The original "Crow" movie was a trifling, but somewhat effective, gothic update on the revenge movie motif. Its sequel, however, is a bird of an extremely different feather — of the turkey variety, you might say.

Lacking the first film's two charismatic leads — the late Brandon Lee, who was accidentally killed during its shooting, and Michael Wincott, who played the scene-stealing villain — "The Crow: City of Angels" substitutes brutal violence and gore for character development, probably hoping audi-ences won't notice what a confusing nightmare this whole mess really is.

Replacing Lee in the title role is Vincent Perez, a decent character actor from "Queen Margot," who just doesn't have the physical flair required for the part. Worse still, he reads his corny death quips in a reedy lisp that sounds more like Christopher Lambert from the "Highlander" movies than it recalls Lee.

Perez plays Ashe, a mechanic killed by the henchmen of Judah Earl (Richard Brooks), the tyrannical, death-dealing druglord of futuristic Los Angeles. But wouldn't you know, one of those pesky crows directs Ashe's soul back to his body, to seek vengeance on his murderers rather than passing on to the other side.

Ashe, who has taken the physical appearance (white face makeup and black eyeliner and lipstick) of his predecessor, also has some sort of psychic tie with Sarah (Mia Kirschner), a tattoo artist who was saved by the original Crow (remember the little girl from the first film?).

After dispatching Earl's crew of baddies (including Iggy Pop and Thuy Trang from the original "Mighty Morphin Power Rangers"), Ashe finally goes looking for Earl, who has kidnapped Sarah and slain Ashe's spiritual adviser (the bird that directs him toward his killers). Consequently, Ashe has to face the superpowered bad guy without his occult edge.

If the plot sounds like little more than warmed-up leftovers from the original, it is. David Goyer's muddled and cliche-ridden screenplay (which includes a puzzling "what the?" ending) is matched in wretchedness only by Tim Pope's irritating music-video direction.

Pope, who "graduated" from music videos, has no idea how to direct an action scene, or a dramatic one, for that matter. Many scenes drag on, seemingly to showcase the film's soon-to-be hit sound-track.

He also makes the huge mistake of letting his actors play things fast and loose. Consequently, on top of Perez's hilarious cheesy performance, you've got Iggy Pop aping Jack Nicholson and Brooks mocking Ving Rhames. In fact, about the only performer not imitating another one is Kirschner, who's just wooden.

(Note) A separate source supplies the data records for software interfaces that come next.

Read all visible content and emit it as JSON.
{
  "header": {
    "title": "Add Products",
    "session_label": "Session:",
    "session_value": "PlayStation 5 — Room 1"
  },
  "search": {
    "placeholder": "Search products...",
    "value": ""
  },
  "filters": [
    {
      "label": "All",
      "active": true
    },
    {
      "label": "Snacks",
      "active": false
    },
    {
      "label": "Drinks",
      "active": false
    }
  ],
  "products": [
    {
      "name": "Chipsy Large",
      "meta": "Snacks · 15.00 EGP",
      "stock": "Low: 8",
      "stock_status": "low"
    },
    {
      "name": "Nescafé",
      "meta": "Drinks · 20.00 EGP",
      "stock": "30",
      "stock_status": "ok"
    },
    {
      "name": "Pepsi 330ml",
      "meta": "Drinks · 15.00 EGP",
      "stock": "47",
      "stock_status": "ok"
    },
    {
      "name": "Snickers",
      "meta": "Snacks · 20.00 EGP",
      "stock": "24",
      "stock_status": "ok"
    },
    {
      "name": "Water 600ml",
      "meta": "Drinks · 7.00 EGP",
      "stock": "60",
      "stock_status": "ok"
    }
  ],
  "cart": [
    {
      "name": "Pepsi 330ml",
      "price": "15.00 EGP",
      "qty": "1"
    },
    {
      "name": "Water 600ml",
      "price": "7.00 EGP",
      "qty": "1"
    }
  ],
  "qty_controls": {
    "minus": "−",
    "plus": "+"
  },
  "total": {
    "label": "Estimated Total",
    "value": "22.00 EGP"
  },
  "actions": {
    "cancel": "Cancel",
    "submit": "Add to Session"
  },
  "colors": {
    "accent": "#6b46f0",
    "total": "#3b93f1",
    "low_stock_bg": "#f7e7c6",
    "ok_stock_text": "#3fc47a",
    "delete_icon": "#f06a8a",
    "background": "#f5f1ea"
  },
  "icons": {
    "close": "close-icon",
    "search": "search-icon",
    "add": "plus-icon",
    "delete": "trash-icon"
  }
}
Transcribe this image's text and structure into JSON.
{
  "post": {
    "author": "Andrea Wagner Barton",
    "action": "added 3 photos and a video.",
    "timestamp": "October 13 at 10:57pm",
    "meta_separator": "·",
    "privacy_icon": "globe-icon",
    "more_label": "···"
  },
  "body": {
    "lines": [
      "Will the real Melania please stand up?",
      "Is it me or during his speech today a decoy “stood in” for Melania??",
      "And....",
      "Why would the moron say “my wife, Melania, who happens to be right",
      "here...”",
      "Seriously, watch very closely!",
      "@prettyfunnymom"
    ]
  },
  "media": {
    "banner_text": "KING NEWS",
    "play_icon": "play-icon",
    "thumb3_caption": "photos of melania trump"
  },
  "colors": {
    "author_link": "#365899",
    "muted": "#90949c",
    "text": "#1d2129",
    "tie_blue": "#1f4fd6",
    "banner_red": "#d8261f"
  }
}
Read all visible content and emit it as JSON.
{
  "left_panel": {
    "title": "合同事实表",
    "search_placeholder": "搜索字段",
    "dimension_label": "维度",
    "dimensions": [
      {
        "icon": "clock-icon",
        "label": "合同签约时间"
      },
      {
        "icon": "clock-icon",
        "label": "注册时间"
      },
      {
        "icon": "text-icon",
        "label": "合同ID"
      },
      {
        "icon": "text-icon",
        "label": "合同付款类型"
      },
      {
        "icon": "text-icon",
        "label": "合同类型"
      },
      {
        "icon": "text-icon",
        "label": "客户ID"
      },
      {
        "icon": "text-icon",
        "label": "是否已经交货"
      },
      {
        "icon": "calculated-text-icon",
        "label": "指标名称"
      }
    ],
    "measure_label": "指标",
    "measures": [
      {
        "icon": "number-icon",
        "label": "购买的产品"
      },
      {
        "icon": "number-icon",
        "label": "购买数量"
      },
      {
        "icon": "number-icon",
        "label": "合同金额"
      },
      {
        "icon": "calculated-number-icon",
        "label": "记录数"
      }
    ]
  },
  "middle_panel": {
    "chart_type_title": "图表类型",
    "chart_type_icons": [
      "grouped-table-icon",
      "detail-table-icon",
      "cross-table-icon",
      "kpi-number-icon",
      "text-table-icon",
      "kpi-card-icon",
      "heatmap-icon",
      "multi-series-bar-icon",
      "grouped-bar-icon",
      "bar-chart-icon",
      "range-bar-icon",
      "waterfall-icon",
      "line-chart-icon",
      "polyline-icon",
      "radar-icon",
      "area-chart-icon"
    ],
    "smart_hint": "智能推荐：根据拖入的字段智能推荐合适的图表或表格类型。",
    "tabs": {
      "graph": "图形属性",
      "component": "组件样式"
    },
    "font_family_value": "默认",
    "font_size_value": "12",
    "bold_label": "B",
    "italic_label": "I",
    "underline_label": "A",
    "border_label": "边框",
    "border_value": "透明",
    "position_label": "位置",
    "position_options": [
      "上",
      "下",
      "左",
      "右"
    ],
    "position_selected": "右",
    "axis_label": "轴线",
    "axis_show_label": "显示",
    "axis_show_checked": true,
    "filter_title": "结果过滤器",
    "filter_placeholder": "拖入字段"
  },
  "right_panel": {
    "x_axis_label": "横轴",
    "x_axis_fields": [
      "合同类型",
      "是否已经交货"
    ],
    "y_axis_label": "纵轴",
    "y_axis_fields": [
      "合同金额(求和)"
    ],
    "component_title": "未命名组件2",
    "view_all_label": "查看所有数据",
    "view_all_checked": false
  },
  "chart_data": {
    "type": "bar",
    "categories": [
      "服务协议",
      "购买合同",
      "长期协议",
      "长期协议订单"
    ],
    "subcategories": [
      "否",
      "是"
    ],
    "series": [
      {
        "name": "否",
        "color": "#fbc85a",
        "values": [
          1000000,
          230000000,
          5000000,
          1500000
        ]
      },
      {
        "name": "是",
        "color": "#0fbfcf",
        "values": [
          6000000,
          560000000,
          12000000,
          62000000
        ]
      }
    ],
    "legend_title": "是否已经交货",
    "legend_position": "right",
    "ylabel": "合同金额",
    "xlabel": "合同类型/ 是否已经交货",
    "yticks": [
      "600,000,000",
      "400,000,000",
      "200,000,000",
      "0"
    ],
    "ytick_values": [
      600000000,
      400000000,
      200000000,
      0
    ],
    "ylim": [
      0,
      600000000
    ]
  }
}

This "Crow's" production values aren't even as good as the original's, either. Twenty-first century L.A. should probably look like the cities from "Blade Runner," but the models are so phony they bring to mind that "it's just a model" line from "Monty Python and the Holy Grail."

As stated before, "The Crow: City of Angels" features excruciatingly bloody and gory violence that is painful to watch. It more than earns its R rating from the gruesome mayhem, as well as profanity, nudity, sex, drug use and vulgarity.